The current trend of big companies taking designs and making them cheaper is a hot topic within the fashion industry called fast fashion.

Take, for example, Shein, who is the most notorious fast fashion business becoming one of the most popular shopping sites in the world and growing exponentially throughout the recent years.

Recently they have come under fire for constantly stealing original works from independent designers and selling them in their stores for significantly less. 

Shein is not the only perpetrator of this, as many companies are guilty of copying. Due to very loose copyright laws when it comes to clothing designs, companies get away with it very often.

A lot of this ultimately goes over the consumers’ heads. To them, they’re getting a well-designed piece of clothing at an affordable price. But corners have to be cut in order for the cost to be so low.

It should come at no surprise that making a cheaper product results in cheaper materials. The product lasts a significantly shorter time, causing the consumer to continue to buy more. The cycle is endless.

That is the practice that these companies use—planned obsolescence. It ensures that the clothes last just long enough until the next trend comes along, forcing consumers to continue buying new products. 

The fast fashion industry has been taking the world by storm. (CREDIT: TEMBELA BOHLE | PEXELS)

Social media plays a big influence on fashion culture, with influencers being propped up by these companies to show off their products and decide what is or isn’t trendy.

This overconsumption of clothing is a big factor in climate change. Materials like nylon, polyester and other synthetic fibers are non-renewable and cause an increase in carbon emissions. WHY do they increase carbon emissions? Please explain.

Companies have promised to reduce or eliminate carbon emissions in their production. However their plans to do so stretch far into the future. With such a limited time projected to save our climate, their actions feel less substantial.

One of the biggest issues with fast fashion is the exploitation of labor. Companies outsource these jobs to citizens in countries like Bangladesh, Vietnam, China and Turkey, where workers endure long, harsh working conditions for extremely low wages. 

Worker exploitation is such a massive issue because nearly all clothing is made in these sweatshops. The clothes that you currently have on your back were made in a sweatshop.

Taking all of this into account, this current trend of fashion is exploitative, manipulative and harmful for the environment. So the question is what can we do about it?

The answer isn’t so clear. There isn’t a truly ethical way to consume fashion, or anything in that matter, as all of it is made through exploitation and not all alternatives are inclusive.

Sure supporting independent designers and brands instead of large conglomerates is a more ethical approach, but the cost reflects that. It can be out of reach for many people.

The appeal of these clothing brands is their accessibility. A lot of people aren’t able to buy clothes more than a few times a year, so these shopping hauls are often out of necessity. 

But a lot of consumers are just simply unaware of the process, with no knowledge of the production or its harmful effects. To them, it’s just cheap clothing.

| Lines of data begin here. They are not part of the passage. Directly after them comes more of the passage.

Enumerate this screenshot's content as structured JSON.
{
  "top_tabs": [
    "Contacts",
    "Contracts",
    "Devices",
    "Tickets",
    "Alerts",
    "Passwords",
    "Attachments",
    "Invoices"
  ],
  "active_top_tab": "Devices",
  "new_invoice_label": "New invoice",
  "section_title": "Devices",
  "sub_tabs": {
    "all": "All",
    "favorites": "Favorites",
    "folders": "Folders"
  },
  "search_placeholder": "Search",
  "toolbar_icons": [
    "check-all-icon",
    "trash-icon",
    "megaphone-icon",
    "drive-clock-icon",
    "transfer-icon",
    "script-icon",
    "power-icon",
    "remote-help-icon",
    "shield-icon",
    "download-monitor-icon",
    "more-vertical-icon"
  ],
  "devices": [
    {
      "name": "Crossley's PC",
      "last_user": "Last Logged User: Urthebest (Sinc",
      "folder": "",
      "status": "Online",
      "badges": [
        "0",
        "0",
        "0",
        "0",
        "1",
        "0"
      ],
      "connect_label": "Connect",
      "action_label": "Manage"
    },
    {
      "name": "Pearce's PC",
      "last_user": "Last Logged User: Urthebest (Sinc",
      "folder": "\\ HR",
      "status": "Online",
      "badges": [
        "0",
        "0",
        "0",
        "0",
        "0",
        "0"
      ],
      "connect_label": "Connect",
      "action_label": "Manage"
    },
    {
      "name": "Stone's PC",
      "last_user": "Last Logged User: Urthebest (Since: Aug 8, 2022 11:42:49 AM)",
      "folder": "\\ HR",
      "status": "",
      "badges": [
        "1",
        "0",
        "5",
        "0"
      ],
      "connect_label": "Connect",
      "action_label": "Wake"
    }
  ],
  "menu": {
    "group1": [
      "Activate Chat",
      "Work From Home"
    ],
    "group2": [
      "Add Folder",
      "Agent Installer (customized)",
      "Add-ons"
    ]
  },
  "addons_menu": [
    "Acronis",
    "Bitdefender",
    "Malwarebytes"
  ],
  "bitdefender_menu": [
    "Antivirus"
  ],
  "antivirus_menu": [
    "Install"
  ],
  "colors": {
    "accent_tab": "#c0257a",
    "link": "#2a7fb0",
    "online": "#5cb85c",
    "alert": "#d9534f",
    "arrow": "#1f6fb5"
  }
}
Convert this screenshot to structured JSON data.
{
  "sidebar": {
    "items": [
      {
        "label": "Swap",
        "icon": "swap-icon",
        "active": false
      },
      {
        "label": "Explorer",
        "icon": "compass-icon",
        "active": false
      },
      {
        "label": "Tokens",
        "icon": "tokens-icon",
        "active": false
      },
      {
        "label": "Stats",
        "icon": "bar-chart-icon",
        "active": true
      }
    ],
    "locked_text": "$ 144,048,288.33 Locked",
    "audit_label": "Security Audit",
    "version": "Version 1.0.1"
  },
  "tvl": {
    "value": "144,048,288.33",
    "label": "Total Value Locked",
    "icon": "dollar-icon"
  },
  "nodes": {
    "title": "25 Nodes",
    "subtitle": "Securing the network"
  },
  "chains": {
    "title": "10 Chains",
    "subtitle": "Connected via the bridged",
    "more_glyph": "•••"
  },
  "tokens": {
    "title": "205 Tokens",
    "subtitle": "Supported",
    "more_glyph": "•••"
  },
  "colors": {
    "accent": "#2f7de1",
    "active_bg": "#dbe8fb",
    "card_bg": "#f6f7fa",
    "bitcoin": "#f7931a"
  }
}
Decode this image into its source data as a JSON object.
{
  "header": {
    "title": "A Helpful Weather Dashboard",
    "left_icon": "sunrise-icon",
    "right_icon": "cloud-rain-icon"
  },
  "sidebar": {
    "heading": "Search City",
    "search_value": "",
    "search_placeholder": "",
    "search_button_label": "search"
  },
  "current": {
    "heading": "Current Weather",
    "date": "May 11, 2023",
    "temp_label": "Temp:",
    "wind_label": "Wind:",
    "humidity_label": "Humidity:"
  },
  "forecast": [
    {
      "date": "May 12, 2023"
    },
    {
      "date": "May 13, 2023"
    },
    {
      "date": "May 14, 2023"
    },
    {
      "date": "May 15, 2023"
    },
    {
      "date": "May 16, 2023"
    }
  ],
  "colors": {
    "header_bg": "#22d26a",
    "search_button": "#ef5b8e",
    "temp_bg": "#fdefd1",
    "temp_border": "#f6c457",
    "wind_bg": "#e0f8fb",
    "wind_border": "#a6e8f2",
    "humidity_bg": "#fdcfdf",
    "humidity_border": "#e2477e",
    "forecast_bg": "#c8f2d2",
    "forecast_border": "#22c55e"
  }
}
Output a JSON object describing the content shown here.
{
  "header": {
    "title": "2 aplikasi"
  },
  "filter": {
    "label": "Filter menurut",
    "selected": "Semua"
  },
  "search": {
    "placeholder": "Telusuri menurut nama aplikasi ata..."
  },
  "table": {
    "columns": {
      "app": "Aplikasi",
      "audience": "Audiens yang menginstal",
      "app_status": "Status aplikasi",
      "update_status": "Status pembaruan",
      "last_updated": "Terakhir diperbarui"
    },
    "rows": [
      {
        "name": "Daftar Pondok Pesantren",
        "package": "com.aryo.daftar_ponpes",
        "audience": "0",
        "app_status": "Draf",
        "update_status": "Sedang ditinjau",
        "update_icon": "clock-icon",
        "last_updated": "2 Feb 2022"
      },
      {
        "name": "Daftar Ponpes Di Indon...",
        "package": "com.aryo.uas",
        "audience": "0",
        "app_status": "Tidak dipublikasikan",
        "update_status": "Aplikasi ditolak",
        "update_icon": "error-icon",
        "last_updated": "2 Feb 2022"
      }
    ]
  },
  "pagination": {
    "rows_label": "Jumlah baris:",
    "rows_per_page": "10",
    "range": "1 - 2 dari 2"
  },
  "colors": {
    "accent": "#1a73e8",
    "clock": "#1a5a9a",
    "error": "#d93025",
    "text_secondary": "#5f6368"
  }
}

The epidemic of fast fashion cannot be blamed on people, but rather the exploitative companies producing these products. Despite this, there needs to be a general awareness of this issue for there to be change. While many are aware of this issue, it’s nowhere near enough for there to be push back.

There are no truly ethical alternatives, but there are less unethical ones. Buy less, shop used, boycott companies and make the most of your wardrobe. Do whatever you can to contribute less to the problem.